Sharing Power – Could an East West Power Grid Soon Be Reality?

  • By: mvadmin
  • Date: November 27, 2019
  • Time to read: 2 min.

British Columbia Premier Christy Clark Is Now Requesting the Federal Government to Help Construct New Power Infrastructure That Could Help the Province Sell Hydro Power to Alberta.

Politicians have often considered the possibility of building an east-west power grid in Canada.

The idea of trading electricity is back for discussion as British Columbia Premier Christy Clark is now requesting the federal government to help construct new powder infrastructure that could help the province sell hydro power to Alberta.

According to the plans, the east-west grid could also help combat climate change and help Canada achieve its environmental goals.In March this year, B.C. Premier Christy Clark is expected to hold a meeting with environmental ministers from across Canada to discuss how the country can fulfill the commitments it made at the UN climate conference in Paris.

The major step would be to build new electrical infrastructure that would allow British Columbia to sell Hydro to Alberta. However the question remains whether this is just another idea or whether this is an idea whose time has come.

Building the new electrical infrastructure could be an expensive affair, the price of transmission lines is huge, and moreover, the longer the distance the higher the costs shoot up.

For example, in Manitoba, the price estimate for the Bipole III transmission line has risen from $2.2 billion in 2007, to $3.3 billion in 2011, and up to $4.6 billion in 2014. The line itself is 1400 Kilometers. A grid connecting the four western provinces could measure up to 2000 Kilometers.

Alberta still remains lukewarm on the idea, and the province’s premier Rachel Notley has described it as “a bit hypothetical.”

However the province could benefit from the project, as of now 55 percent of Alberta’s power comes from coal. The province is also active in the process of decommissioning all of its coal power plants and new natural gas burning facilities are expected to make up much of the shortfall. However while these produce lesser emissions than coal, they are not as clean as hydroelectricity

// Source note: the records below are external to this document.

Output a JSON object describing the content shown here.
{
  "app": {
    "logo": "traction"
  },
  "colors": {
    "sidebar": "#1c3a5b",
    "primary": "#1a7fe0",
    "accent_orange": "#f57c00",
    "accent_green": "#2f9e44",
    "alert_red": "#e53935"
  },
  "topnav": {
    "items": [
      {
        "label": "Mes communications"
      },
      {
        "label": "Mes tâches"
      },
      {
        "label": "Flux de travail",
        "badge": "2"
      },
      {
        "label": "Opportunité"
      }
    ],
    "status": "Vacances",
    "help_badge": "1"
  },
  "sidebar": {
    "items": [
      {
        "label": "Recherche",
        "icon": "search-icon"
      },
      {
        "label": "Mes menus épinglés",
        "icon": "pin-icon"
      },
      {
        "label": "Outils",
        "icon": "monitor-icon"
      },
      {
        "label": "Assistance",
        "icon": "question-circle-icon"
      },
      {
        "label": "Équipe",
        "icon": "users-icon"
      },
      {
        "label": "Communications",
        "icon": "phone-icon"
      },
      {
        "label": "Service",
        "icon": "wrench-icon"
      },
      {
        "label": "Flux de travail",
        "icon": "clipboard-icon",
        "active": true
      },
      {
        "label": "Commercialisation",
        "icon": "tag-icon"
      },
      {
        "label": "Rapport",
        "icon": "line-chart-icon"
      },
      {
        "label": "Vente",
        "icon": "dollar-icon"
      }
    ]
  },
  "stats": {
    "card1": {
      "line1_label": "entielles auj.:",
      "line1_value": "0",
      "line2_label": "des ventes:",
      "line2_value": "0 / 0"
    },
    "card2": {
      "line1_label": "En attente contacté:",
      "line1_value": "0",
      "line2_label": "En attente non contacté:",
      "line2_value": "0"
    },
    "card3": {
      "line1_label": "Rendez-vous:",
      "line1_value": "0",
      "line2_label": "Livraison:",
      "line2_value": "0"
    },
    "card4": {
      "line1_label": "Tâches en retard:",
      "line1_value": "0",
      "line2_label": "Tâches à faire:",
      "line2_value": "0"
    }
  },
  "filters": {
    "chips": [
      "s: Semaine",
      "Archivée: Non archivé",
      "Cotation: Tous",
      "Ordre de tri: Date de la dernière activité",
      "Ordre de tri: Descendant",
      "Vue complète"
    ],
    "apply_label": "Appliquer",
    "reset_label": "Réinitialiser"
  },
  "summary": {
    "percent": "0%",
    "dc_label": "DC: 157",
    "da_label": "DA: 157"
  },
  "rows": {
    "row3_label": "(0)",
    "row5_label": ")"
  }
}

Whether the project will actually take shape still remains to be seen, but the value the provinces will get from the idea still remains high.